After lunch overlooking the mangrove forest and limestone karst we can make a stop for Blue-throated Bee-eater before heading back to Phuket airport for our afternoon flight back to Bangkok.
Overnight at Mariya Boutique Residence, Bangkok (B,L,D)
Mon., May 3 : Departures
Departures today are at your leisure. (B)
Cost of the Journey
Cost of the journey is $4390 DBL / $4995 SGL per person, based on double occupancy, Ho Chi Minh City, departing Bangkok. Cost includes 15 nights’ accommodations; all meals as stated in the itinerary; group airport transfers; ground transportation; professional guide services; park, preserve, and other activity fees; and miscellaneous program expenses.
Tour price does not include: roundtrip airfare to Ho Chi Minh City or from Bangkok, or items of a personal nature such as laundry, porterage, telephone charges, or alcoholic beverages.
Please note that the cost of the journey is based on a minimum of 6 participants, with a limit of 12 persons. With fewer than 6 participants, a small group surcharge (typically $100 – $300 per person) may apply, or we may request that you pick up the cost of a few additional dinners in lieu of this surcharge.
Please plan to arrive at Ho Chi Minh City’s Tan Son Nhat International Airport (SGN) in time for a welcome dinner on April 18; please plan on taking the convenient shuttle to our airport hotel.

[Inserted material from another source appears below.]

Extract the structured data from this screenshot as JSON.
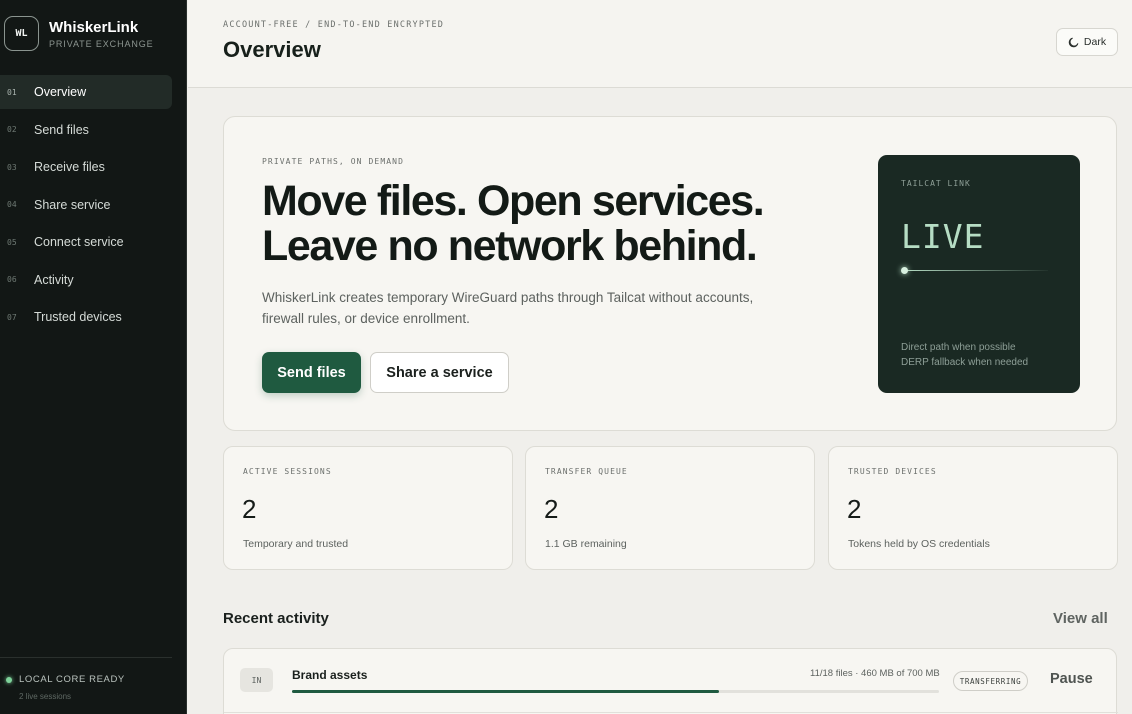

Please book departure flights at your leisure on May 3 from Suvarnabhumi Airport in Bangkok (BKK). Please contact our travel agent, Pam Davis of Willamette Travel for help booking flights: firstname.lastname@example.org or 800-821-0401; she can help you get into Bangkok and then plan a short hop over to Vietnam.
Items of Note
This is a standard birding tour with regular short birding walks along roads and well-marked trails with a few lengthy periods of sitting and waiting for the key birds to arrive. Expect early starts most days and most days are quite long in order to be out at the best times and give ourselves the best chance of success; generally driving to and from sites in the mornings/evenings is not lengthy and walks are not strenuous—suitable for all. The weather is generally hot at this time of year and there may be some afternoon rain storms.
Photo credits: Banner: Oriental Pied Hornbill by Carlos Sanchez; Bar-bellied Pitta by Nick Upton; White-handed Gibbon by Carlos Sanchez; Doi Inthanon Waterfall by Carlos Sanchez; Long-tailed Broadbill by Carlos Sanchez; Lotus Flower by Carlos Sanchez; Painted Stork by Carlos Sanchez; Malayan Banded Pitta by Nick Upton; Black-throated Babbler, Carlos Sanchez; Blue Pitta, George Bakken; Chestnut-flanked White-eye, Carlos Sanchez; Pin-tailed Green-Pigeon, Nick Upton; Plumbeous Redstart, Carlos Sanchez; Radde's Warbler, Carlos Sanchez; Red-breasted Swallow, Carlos Sanchez; Red-faced Liocichla, Carlos Sanchez; Rusty-cheeked Scimitar-Babbler, Carlos Sanchez; Silver-eared Mesia, Nick Upton.